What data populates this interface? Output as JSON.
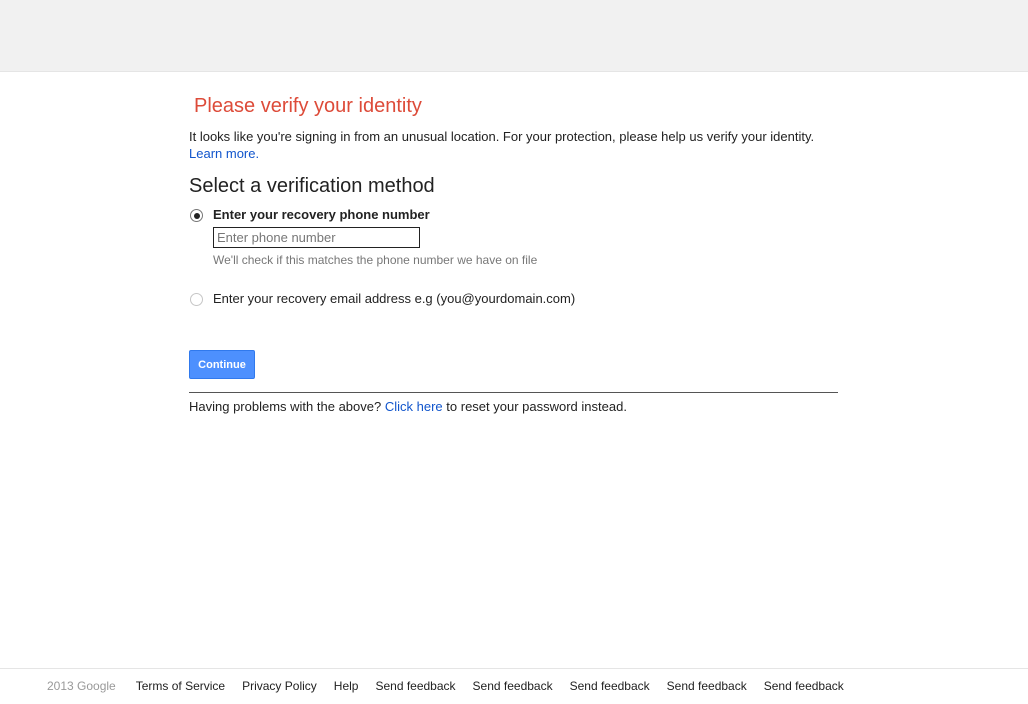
{
  "title": "Please verify your identity",
  "intro": {
    "text": "It looks like you're signing in from an unusual location. For your protection, please help us verify your identity.",
    "learn_more": "Learn more."
  },
  "subtitle": "Select a verification method",
  "options": {
    "phone": {
      "label": "Enter your recovery phone number",
      "selected": true,
      "input_value": "",
      "input_placeholder": "Enter phone number",
      "hint": "We'll check if this matches the phone number we have on file"
    },
    "email": {
      "label": "Enter your recovery email address e.g (you@yourdomain.com)",
      "selected": false
    }
  },
  "continue_label": "Continue",
  "problems": {
    "prefix": "Having problems with the above?",
    "link": "Click here",
    "suffix": "to reset your password instead."
  },
  "footer": {
    "copyright": "2013 Google",
    "links": [
      "Terms of Service",
      "Privacy Policy",
      "Help",
      "Send feedback",
      "Send feedback",
      "Send feedback",
      "Send feedback",
      "Send feedback"
    ]
  },
  "colors": {
    "title": "#dd4b39",
    "link": "#1155cc",
    "button": "#4d90fe",
    "topbar": "#f1f1f1"
  }
}
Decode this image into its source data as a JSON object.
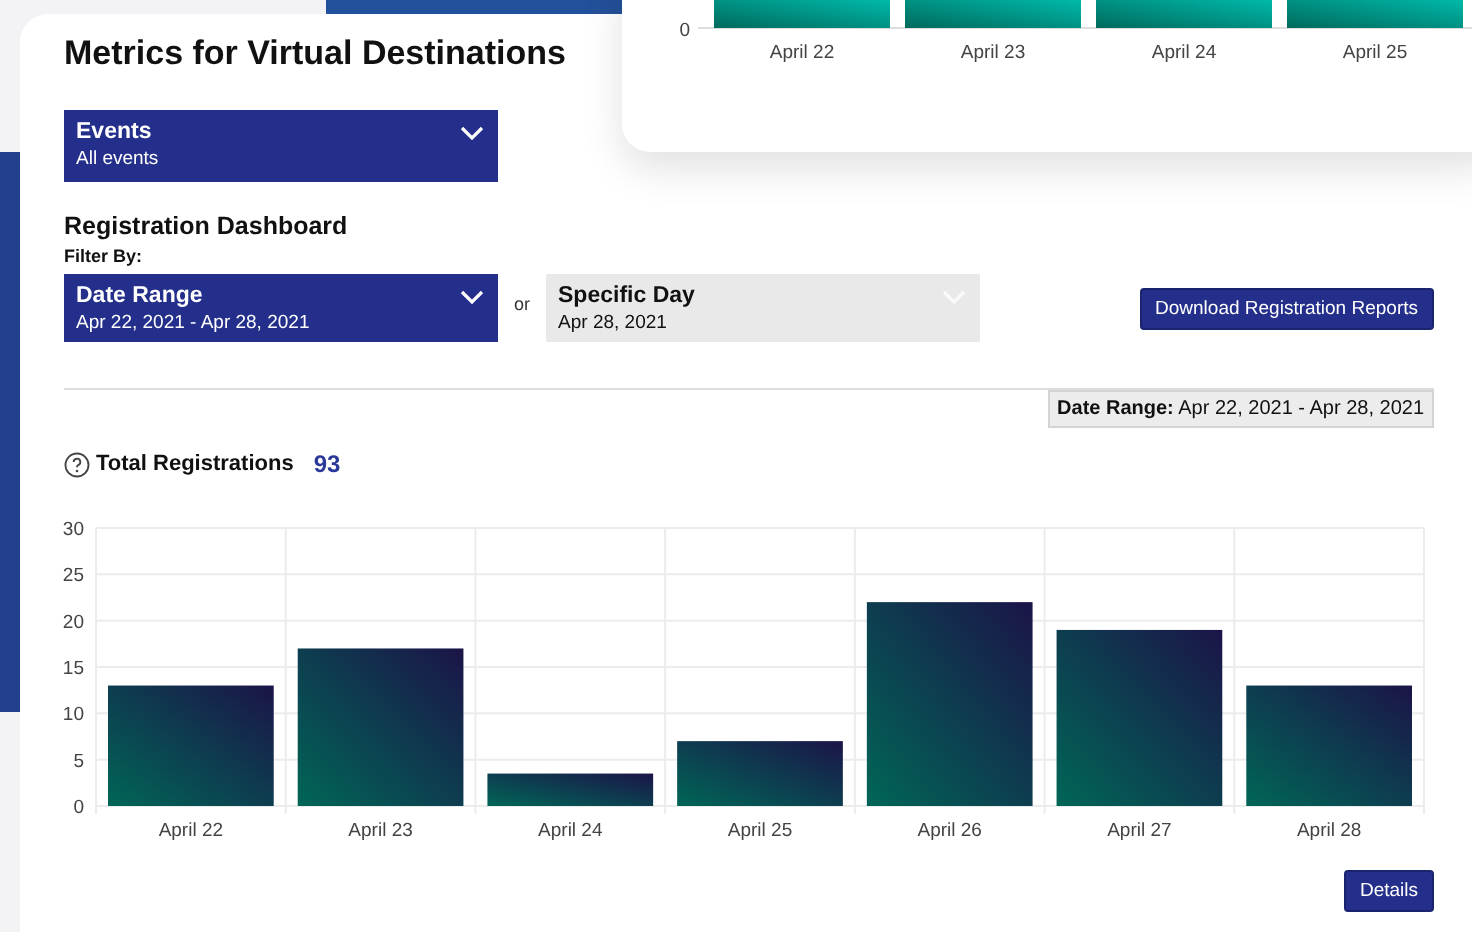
{
  "background_card": {
    "axis_label": "0",
    "bar_labels": [
      "April 22",
      "April 23",
      "April 24",
      "April 25"
    ]
  },
  "page_title": "Metrics for Virtual Destinations",
  "events_dropdown": {
    "label": "Events",
    "value": "All events"
  },
  "dashboard": {
    "title": "Registration Dashboard",
    "filter_label": "Filter By:",
    "filters": [
      {
        "label": "Date Range",
        "value": "Apr 22, 2021 - Apr 28, 2021",
        "selected": true
      },
      {
        "label": "Specific Day",
        "value": "Apr 28, 2021",
        "selected": false
      }
    ],
    "separator": "or",
    "download_button": "Download Registration Reports",
    "range_badge": {
      "label": "Date Range:",
      "value": "Apr 22, 2021 - Apr 28, 2021"
    },
    "total": {
      "label": "Total Registrations",
      "value": "93"
    },
    "chart_data": {
      "type": "bar",
      "categories": [
        "April 22",
        "April 23",
        "April 24",
        "April 25",
        "April 26",
        "April 27",
        "April 28"
      ],
      "values": [
        13,
        17,
        3.5,
        7,
        22,
        19,
        13
      ],
      "ylim": [
        0,
        30
      ],
      "grid": true,
      "yticks": [
        0,
        5,
        10,
        15,
        20,
        25,
        30
      ]
    },
    "details_button": "Details"
  }
}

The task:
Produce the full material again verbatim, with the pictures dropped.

Exercise result:
What data populates this interface? Output as JSON.
{
  "title": "Please verify your identity",
  "intro": {
    "text": "It looks like you're signing in from an unusual location. For your protection, please help us verify your identity.",
    "learn_more": "Learn more."
  },
  "subtitle": "Select a verification method",
  "options": {
    "phone": {
      "label": "Enter your recovery phone number",
      "selected": true,
      "input_value": "",
      "input_placeholder": "Enter phone number",
      "hint": "We'll check if this matches the phone number we have on file"
    },
    "email": {
      "label": "Enter your recovery email address e.g (you@yourdomain.com)",
      "selected": false
    }
  },
  "continue_label": "Continue",
  "problems": {
    "prefix": "Having problems with the above?",
    "link": "Click here",
    "suffix": "to reset your password instead."
  },
  "footer": {
    "copyright": "2013 Google",
    "links": [
      "Terms of Service",
      "Privacy Policy",
      "Help",
      "Send feedback",
      "Send feedback",
      "Send feedback",
      "Send feedback",
      "Send feedback"
    ]
  },
  "colors": {
    "title": "#dd4b39",
    "link": "#1155cc",
    "button": "#4d90fe",
    "topbar": "#f1f1f1"
  }
}
Decode this image into its source data as a JSON object.
{
  "background_card": {
    "axis_label": "0",
    "bar_labels": [
      "April 22",
      "April 23",
      "April 24",
      "April 25"
    ]
  },
  "page_title": "Metrics for Virtual Destinations",
  "events_dropdown": {
    "label": "Events",
    "value": "All events"
  },
  "dashboard": {
    "title": "Registration Dashboard",
    "filter_label": "Filter By:",
    "filters": [
      {
        "label": "Date Range",
        "value": "Apr 22, 2021 - Apr 28, 2021",
        "selected": true
      },
      {
        "label": "Specific Day",
        "value": "Apr 28, 2021",
        "selected": false
      }
    ],
    "separator": "or",
    "download_button": "Download Registration Reports",
    "range_badge": {
      "label": "Date Range:",
      "value": "Apr 22, 2021 - Apr 28, 2021"
    },
    "total": {
      "label": "Total Registrations",
      "value": "93"
    },
    "chart_data": {
      "type": "bar",
      "categories": [
        "April 22",
        "April 23",
        "April 24",
        "April 25",
        "April 26",
        "April 27",
        "April 28"
      ],
      "values": [
        13,
        17,
        3.5,
        7,
        22,
        19,
        13
      ],
      "ylim": [
        0,
        30
      ],
      "grid": true,
      "yticks": [
        0,
        5,
        10,
        15,
        20,
        25,
        30
      ]
    },
    "details_button": "Details"
  }
}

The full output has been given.